If fighting surging COVID cases was not enough, the Pinarayi Vijayan government in Kerala was forced to borrow Rs 3500 crore on Wednesday (September 1) to dispense salaries and pensions, reports Manoramaonline.com.
Kerala is facing one of its worst financial crises as public debt rose to over 36 per cent of the state GDP. But the disaster has been unfolding for quite some time. Between 2015 and 2019, Kerala’s revenue plunged from 61 per cent to 55 per cent. The COVID pandemic that followed has only worsened the state’s financial health.
This time the Kerala government borrowed the sum from the open market, facilitated by the Reserve Bank of India (RBI), at an incredibly high rate of 7.06 per cent. The state has availed Rs 2000 crore at an interest rate of 7.04 per cent with a repayment period of 13 years and Rs 1500 crore at 7.06% interest rate for 18 years. So far, this year, Kerala has borrowed Rs 15,000 crore.
In June last year, the state took a loan of Rs 1,000 crore at an interest rate of 6.55% for 10 years and Rs 500 crore at 5.44% for four years, again through RBI’s bond auction.
Kerala has been struggling to contain the COVID pandemic even as the rest of the country is headed towards herd immunity. India logged 43,034 cases on Tuesday (August 31), while Kerala contributed a whopping 30,198 cases to the national tally.
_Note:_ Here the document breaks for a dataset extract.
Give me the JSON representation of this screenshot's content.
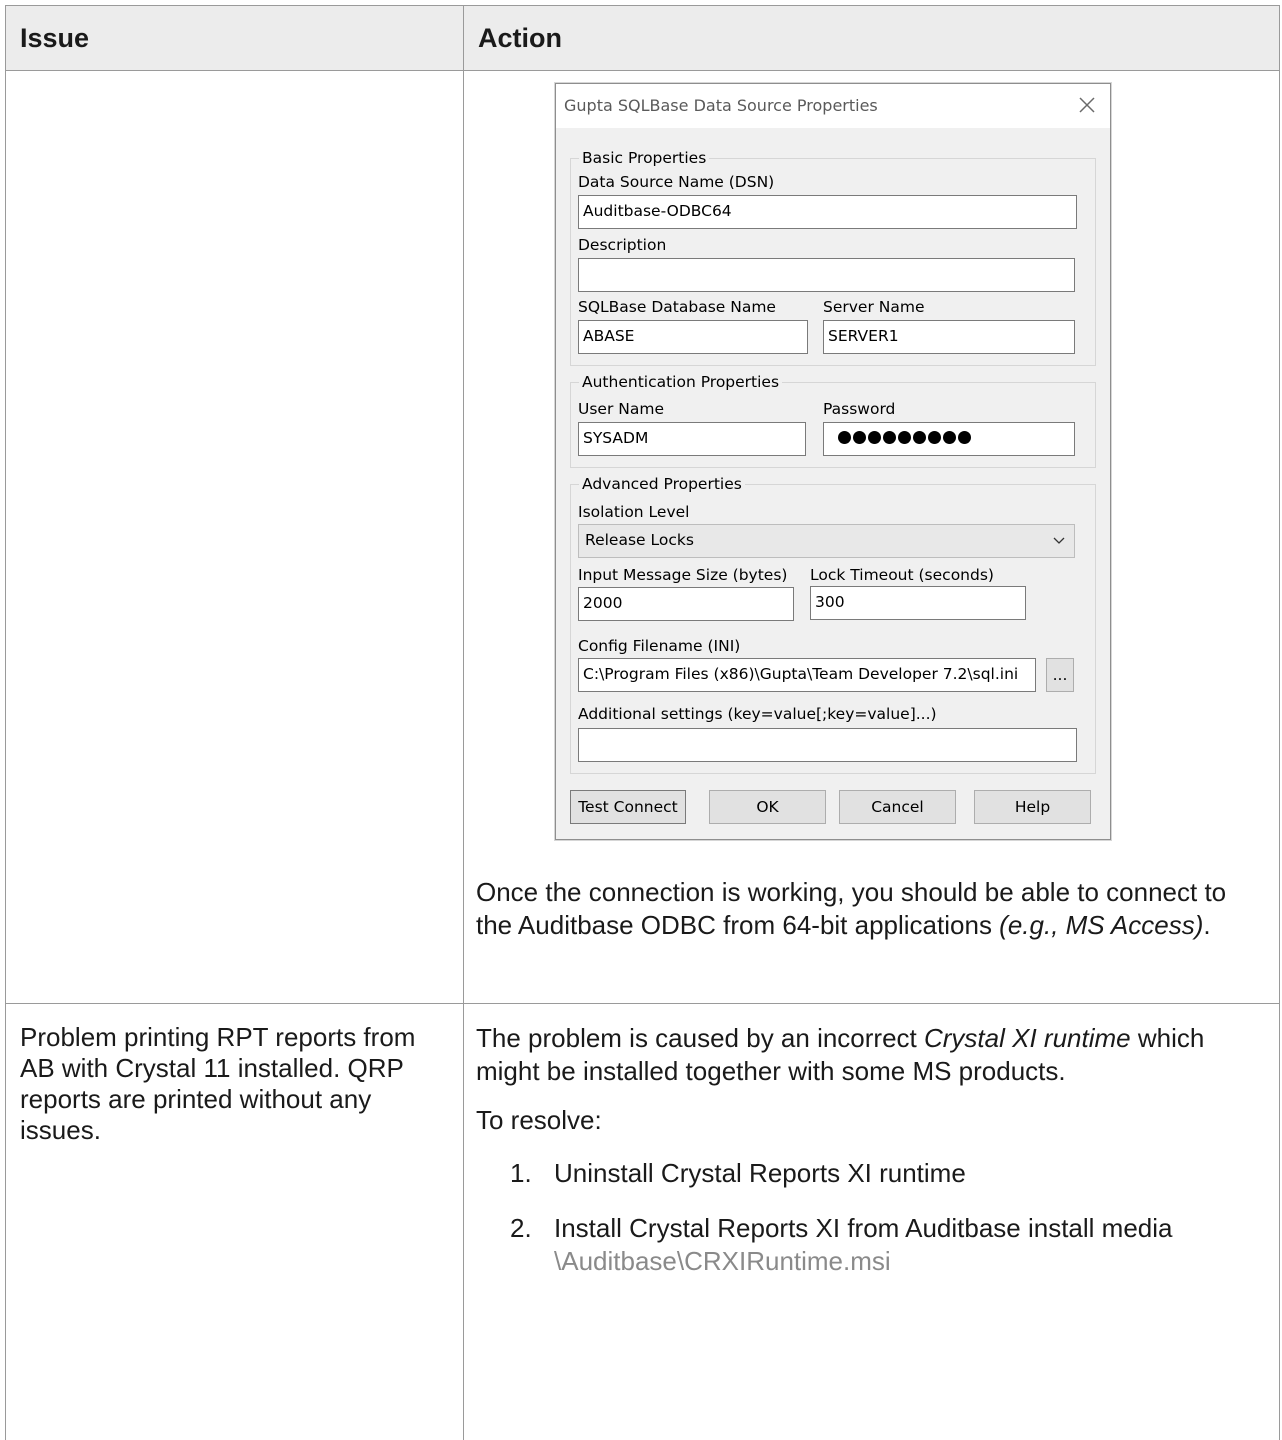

The state’s inability to check spiralling cases and consequent lockdowns have had a negative impact on its economy.
For Kerala, it is a Catch-22 situation: Should it save lives or protect livelihoods. In some districts, the average test positivity rate (TPR) is above 15 per cent. The suicide rate too has gone up with small-time traders and farmers accounting for most deaths. In the last two months, Kerala reported more than 30 pandemic-induced suicides.
Kerala Finance Minister K N Balagopal said a few days back that the state needs an “out-of-the-box” idea to tide over the present crisis.
However, the state is in no mood to cut expenses. “This is not the right time to think of fiscal corrections, and there is no question of us cutting down on spending. Rather, this is the time to think out-of-the-box, because as a democratic government we’ve to ensure the livelihoods are protected, which demands that we continued to spent so that economic activity doesn’t get stalled further and shrink an already-ravaged economy,” Balagopal told PTI in an interview some days back.